“In many ways, it’s night and day, but in many ways it’s still just about kids,” she said. “Teach kids content, don’t teach content to kids—no matter what your content is. You do that and you will do right by them, regardless of technology and whatever else comes along. For me, one of the biggest things is staying current in terms of pop culture. To relate to a kid, you have to know what she or he is into and exposed to.”
As one who begrudgingly uses email, Clinton says she has little time for social media. “People ask me why I don’t go on Facebook and see what is being said. Well, if there’s something on Facebook that I don’t already know about then I’m not doing my job. And when I hear what so-and-so supposedly said on social media I’ll often say, ‘Well, I don’t get that from them.’”
Clinton’s aura of steely determination—periodically interrupted by a dry sense of humor—has been useful in her 48 years in the field of education. And, let’s face it, to be a fan of her favorite football team, a sense of humor is a prerequisite.
“When it comes to my job I have always done what needed to be done and I think people know that about me, but I have plenty of fun too,” she said. “I work hard and I play hard. I don’t have a lot of time to play, so when I play, I play hard. I mean, I’m a Jets fan!”
Her affinity of the Jets is obvious, from the Jets lanyard she wears around her neck to the posters adorning her office door and the countless Jets items once you open that door—including a helmet, a photo with former head coach Herm Edwards taken prior to a playoff game in San Diego, and, of course, a photo of Broadway Joe.
“We have had season tickets for years and we tailgate and everything else,” she said. “In fact, my sister-in-law’s family are all Bills fans so we go to those games together and battle it out. I was at the playoff game in New England that we won a few years back. We’ve travelled to playoff games. I actually have to confirm the location of this year’s Super Bowl in case I have a reason to go.”
As the 2018-19 school year ended, events were held in Clinton’s honor as a way to recognize all she has meant to the New Paltz community.
“With her retirement, a chapter of New Paltz High School history is closing,” said New Paltz Central School District Superintendent Maria C. Rice. “Her contributions to our District, students, and community will last for generations. We wish her well-deserved happiness in retirement. She has earned it.”
As she enters this next phase of her life, Clinton said she doesn’t expect any radical changes. She’ll continue to be involved in the New Paltz community and spend time visiting her daughter and her grandkids where they live in South Florida. She may even take a chance or two on the horses.
“My husband passed away 19 years ago, so I’ve had a lot of opportunities to do what I wanted to do when I wanted to do it,” she said. “I like to travel, in fact when I got out of college I went to Europe for seven weeks. And I really like the horses. I’ve been to the Kentucky Derby, Belmont Stakes, and always spend a lot of time up in Saratoga where I have relatives. And now, with the betting right there at the Meadowlands, I informed my sister-in-law that when they come down for the Bills game instead of tailgating, we’ll get on the shuttle and check out the gambling center there.”
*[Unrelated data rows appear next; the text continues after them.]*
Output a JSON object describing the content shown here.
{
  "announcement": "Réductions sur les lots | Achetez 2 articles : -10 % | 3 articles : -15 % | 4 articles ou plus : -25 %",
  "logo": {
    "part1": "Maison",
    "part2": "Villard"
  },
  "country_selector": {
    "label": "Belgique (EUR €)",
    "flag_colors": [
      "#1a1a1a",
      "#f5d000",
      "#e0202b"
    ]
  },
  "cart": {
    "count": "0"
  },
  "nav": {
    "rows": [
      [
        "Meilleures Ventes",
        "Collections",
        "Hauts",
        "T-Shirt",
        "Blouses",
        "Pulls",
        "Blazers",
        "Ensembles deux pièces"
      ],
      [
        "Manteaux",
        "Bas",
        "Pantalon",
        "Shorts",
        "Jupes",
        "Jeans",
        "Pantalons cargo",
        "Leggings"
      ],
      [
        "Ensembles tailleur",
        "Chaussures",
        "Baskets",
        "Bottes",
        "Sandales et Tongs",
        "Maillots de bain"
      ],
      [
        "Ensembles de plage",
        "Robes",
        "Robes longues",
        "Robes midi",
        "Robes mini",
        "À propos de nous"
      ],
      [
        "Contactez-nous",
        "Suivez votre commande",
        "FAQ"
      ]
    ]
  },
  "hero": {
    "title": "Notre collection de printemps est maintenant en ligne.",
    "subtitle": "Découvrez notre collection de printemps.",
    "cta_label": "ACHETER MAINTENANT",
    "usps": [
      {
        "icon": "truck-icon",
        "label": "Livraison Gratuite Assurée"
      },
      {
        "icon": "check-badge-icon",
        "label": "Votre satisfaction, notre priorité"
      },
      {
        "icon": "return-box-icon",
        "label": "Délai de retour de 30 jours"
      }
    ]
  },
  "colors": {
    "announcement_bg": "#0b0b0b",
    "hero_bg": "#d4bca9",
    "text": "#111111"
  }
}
When Clinton had incoming NPHS principal Dr. Mario Fernandez in her office to have a chat about all things-NPHS, the conversation strayed to football as he took a look around and informed her that he grew up in South Florida rooting for the Dolphins.
“I said to him, ‘Well, here’s the good news,” Clinton recalled. “That’s a team that we, generally speaking, can beat. And this year we’re going to beat you all the time. I am familiar with South Florida and I’ve been down to Dolphin games and if everything goes well, I’ll be down there in February.’”